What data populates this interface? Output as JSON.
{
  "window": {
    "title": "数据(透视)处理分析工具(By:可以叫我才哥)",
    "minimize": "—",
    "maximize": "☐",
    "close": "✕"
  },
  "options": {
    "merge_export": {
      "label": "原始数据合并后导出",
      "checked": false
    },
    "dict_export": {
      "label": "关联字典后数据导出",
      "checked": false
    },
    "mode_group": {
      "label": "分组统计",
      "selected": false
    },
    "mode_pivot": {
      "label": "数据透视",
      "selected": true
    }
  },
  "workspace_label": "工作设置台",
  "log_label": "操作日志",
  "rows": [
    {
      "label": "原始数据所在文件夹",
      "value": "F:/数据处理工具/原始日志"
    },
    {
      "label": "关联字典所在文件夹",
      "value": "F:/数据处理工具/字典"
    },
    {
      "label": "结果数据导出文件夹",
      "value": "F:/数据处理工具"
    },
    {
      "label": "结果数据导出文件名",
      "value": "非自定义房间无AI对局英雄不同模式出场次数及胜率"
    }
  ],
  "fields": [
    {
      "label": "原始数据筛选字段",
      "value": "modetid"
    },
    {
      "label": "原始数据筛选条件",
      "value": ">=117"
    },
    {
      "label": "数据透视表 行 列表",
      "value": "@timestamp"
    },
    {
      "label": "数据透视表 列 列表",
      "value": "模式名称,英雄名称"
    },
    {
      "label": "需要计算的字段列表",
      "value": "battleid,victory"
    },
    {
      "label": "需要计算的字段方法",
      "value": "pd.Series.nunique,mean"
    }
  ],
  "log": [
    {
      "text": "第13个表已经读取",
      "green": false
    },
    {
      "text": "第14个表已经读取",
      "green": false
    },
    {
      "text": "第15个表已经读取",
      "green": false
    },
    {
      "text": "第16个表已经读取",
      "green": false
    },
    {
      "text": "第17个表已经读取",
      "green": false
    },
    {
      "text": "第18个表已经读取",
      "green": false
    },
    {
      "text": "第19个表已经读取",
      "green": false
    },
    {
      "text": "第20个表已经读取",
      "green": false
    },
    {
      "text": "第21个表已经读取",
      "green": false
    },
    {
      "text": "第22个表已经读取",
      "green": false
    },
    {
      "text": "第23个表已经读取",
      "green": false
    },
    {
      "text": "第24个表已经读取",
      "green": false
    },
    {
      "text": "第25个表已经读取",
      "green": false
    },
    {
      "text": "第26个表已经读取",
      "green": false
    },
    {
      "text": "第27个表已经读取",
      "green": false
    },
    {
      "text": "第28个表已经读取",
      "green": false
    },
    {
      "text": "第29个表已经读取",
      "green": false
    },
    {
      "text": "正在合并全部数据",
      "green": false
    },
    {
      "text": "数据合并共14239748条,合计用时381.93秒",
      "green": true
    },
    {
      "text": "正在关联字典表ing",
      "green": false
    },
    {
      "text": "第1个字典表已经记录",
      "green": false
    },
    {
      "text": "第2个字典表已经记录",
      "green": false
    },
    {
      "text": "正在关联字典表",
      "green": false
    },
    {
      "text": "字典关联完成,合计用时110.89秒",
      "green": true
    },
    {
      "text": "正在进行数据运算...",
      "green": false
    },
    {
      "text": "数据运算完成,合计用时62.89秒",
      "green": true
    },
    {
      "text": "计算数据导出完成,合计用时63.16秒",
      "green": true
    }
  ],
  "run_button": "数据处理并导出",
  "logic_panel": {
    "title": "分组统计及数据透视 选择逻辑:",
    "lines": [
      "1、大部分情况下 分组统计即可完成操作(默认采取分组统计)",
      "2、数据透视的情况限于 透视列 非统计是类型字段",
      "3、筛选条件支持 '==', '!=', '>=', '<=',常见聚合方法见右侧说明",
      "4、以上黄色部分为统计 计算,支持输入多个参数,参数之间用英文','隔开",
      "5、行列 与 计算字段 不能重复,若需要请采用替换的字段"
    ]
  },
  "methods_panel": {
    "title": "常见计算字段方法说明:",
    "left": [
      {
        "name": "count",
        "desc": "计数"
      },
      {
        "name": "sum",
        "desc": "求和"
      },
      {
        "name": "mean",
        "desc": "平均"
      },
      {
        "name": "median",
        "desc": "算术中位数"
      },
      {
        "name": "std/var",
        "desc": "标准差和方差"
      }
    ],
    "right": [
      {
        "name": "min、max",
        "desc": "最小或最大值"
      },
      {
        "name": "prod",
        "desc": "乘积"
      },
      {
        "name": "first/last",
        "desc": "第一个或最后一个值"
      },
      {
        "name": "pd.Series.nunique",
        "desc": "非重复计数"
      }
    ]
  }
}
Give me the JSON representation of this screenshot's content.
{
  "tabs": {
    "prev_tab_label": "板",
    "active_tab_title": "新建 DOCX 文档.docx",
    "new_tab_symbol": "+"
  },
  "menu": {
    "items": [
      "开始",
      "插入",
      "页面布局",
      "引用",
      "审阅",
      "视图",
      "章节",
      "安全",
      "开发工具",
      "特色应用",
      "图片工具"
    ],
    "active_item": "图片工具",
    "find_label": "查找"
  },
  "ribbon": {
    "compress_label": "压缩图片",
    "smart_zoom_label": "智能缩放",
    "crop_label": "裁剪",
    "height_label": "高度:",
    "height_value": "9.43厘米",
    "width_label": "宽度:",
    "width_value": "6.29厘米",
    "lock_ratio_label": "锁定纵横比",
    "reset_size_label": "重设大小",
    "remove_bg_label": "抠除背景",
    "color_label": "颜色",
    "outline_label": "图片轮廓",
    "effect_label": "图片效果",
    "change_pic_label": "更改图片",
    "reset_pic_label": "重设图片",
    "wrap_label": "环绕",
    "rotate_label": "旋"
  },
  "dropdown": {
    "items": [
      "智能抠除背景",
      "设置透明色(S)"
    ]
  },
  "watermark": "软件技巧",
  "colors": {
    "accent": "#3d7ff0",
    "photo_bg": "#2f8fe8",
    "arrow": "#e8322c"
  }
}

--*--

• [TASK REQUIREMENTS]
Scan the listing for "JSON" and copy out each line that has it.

• [SOLUTION]
What data populates this interface? Output as JSON.
Give me the JSON representation of this screenshot's content.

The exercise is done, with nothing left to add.